Source: The New Yorker
According to a new study conducted by researchers of HOMEChem (House Observations of Microbial and Environmental Chemistry), the indoor air quality in people’s home could be equally harmful (if not more) to human health as outdoor air.
Researchers reproduced cooking a Thanksgiving meal in a lab kitchen and found that the combination of using regular home appliances – coffee maker, toaster, oven – led to particulate matter levels in the air that would be considered “polluted” if the space were a city, reports The New Yorker.
HOMEChem is the largest collaborative investigation into indoor air quality, and is collecting data on indoor air quality in order to better understand what humans are exposed to on a daily basis in the spaces they spend the majority of their lives in. According to data from a 2001 EPA study, humans spend more than 90 percent of their lives indoors, so what researchers are in the process of unveiling could be overwhelmingly significant.
Researchers posit that indoor air quality has been ignored by researchers over the years, yet it is so impactful for humans all across the country.
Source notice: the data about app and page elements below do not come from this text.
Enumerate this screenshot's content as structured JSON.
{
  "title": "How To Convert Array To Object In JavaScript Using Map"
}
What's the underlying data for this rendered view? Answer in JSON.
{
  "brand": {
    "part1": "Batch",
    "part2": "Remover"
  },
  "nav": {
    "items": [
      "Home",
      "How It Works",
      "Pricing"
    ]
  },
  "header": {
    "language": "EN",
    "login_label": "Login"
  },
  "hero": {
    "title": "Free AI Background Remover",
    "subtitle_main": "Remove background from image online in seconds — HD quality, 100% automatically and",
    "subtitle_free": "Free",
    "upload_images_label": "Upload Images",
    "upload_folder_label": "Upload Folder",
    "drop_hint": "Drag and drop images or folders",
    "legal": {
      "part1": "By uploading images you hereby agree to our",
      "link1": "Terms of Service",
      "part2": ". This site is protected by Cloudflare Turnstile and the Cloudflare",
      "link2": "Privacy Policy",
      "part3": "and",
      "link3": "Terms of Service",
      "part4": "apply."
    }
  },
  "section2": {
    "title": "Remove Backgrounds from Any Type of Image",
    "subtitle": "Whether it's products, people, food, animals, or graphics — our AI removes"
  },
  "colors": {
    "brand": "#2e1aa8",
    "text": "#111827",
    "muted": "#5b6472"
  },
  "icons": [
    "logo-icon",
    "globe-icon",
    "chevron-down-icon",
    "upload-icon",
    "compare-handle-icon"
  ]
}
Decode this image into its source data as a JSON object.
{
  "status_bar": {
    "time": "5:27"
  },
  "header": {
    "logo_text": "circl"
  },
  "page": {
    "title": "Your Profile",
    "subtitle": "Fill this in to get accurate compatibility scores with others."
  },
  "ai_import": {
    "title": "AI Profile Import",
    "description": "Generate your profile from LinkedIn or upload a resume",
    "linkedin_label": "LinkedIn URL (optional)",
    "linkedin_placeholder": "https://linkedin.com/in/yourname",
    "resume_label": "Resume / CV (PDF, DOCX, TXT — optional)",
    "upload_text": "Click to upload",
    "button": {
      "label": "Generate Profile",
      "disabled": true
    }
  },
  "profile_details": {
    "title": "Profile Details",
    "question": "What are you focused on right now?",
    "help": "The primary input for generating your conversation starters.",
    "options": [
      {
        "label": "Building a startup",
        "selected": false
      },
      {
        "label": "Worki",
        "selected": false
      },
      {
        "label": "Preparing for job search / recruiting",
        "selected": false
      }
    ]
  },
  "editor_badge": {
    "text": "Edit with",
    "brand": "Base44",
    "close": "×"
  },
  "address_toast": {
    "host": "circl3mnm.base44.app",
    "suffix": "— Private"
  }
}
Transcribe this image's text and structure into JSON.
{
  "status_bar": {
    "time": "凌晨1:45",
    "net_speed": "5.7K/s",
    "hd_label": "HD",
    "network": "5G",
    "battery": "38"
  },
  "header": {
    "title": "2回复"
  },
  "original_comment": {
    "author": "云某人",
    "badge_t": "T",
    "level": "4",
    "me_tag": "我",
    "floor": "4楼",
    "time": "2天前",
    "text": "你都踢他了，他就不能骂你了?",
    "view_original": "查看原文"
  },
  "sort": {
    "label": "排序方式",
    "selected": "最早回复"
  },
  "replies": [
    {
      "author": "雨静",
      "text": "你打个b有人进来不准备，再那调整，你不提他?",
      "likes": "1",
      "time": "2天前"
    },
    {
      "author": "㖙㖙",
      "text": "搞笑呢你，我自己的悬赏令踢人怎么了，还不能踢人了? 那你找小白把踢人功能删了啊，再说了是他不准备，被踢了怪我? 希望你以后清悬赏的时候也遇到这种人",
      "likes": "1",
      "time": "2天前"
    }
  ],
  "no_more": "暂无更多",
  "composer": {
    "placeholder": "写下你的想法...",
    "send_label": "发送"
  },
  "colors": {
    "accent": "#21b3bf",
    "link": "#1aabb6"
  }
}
However, it will likely take years for researchers to be able to dissect all of the data they’ve collected, and to further understand how it affects human health.
Read Full Story: The New Yorker